The foods you choose to eat have a significant impact on your overall well being. Eating the right foods can help you maintain an ideal weight, as well as reverse, manage, or prevent diseases and illnesses, and even live longer!
As part of National Nutrition Month, SIU Medicine is increasing awareness about the importance of a healthy diet and share ideas on what a healthy diet looks like.
Of course, there's no one-size-fits-all when it comes to nutrition. But most people benefit from following a few dietary principles based on scientific research.
Here's one principle everyone should follow: Eat foods that have been proven to reduce inflammation, and avoid foods that promote inflammation.
Inflammation: When a Good Thing Goes Bad
Acute inflammation is an important process that is started by your immune system. It's a protective response against infections, illnesses or injuries.
For instance, when you sprain your ankle, you'll probably notice swelling, redness and tenderness. This is inflammation at work. Immune cells, fluids and other molecules are sent to the area to heal injured tissues and remove unhealthy or damaged compounds from the area.
But sometimes, inflammation can become long lasting and widespread. This can cause chronic, or ongoing, damage to cells and tissues in your body. Doctors can test for this by looking for certain inflammatory “red flags” in your blood.
With chronic inflammation, you may also begin to struggle with things like joint pain, fatigue, gastrointestinal problems, skin issues and more. It also puts you at greater risk for certain health diseases, including arthritis, asthma, irritable bowel syndrome, cancer and heart disease.

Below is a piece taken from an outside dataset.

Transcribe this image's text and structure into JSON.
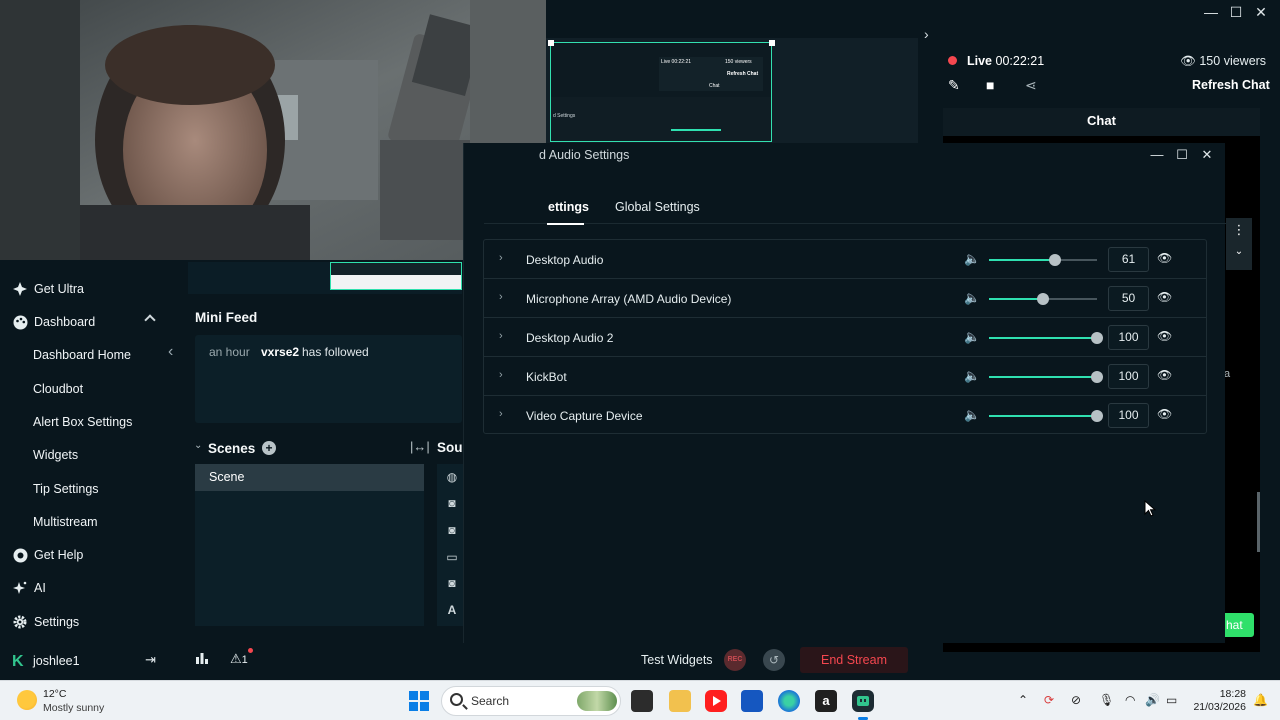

Where does chronic inflammation come from? Common causes include environmental toxins, stress, tobacco products and especially: an unhealthy diet.
The main goal of an anti-inflammatory diet is to reduce chronic inflammation. To do this, make sure you are selecting (and avoiding) certain foods.
What to Eat
Foods that help fight inflammation tend to be minimally processed and rich in a variety of vitamins, minerals, fiber, antioxidants, healthy fats (like omega-3 fatty acid) and other nutrients. Some of the best inflammation-fighting foods include:
- Vegetables, especially dark leafy green veggies like kale, spinach, bok choy and Brussels sprouts
- Fruits, especially cherries, blueberries, strawberries and oranges
- Lean animal protein, especially chicken and fish
- Nuts, seeds, olives, avocados and olive oil
What Not to Eat
It probably won't surprise you that heavily processed foods filled with sugar, artificial ingredients, and preservatives tend to promote inflammation. These types of foods can also disrupt our hormones, damage the healthy bacteria living in our digestive tract (an important part of our immune system), and raise our blood sugar too high.
If you're on an anti-inflammatory diet, avoid things like:
- Vegetable oils
- Trans fats
- Sugary drinks (including diet soft drinks)
- Refined carbohydrates like white bread and pasta
- Crackers, cookies, candy and other types of junk food
- Processed meats like lunch meat
Additionally, some people find that reducing or eliminating dairy products (like milk and cheese) and gluten (a protein found in grains like barley, wheat, and rye) makes them feel better, too. This may be something to explore within your own diet.
Just remember: speak with your doctor before making any significant changes to your nutrition, medication routine or lifestyle.
An anti-inflammatory diet improves the way you look and feel—and can even help you live longer and avoid chronic illness. Contact SIU Medicine to find out more about our nutrition information and services.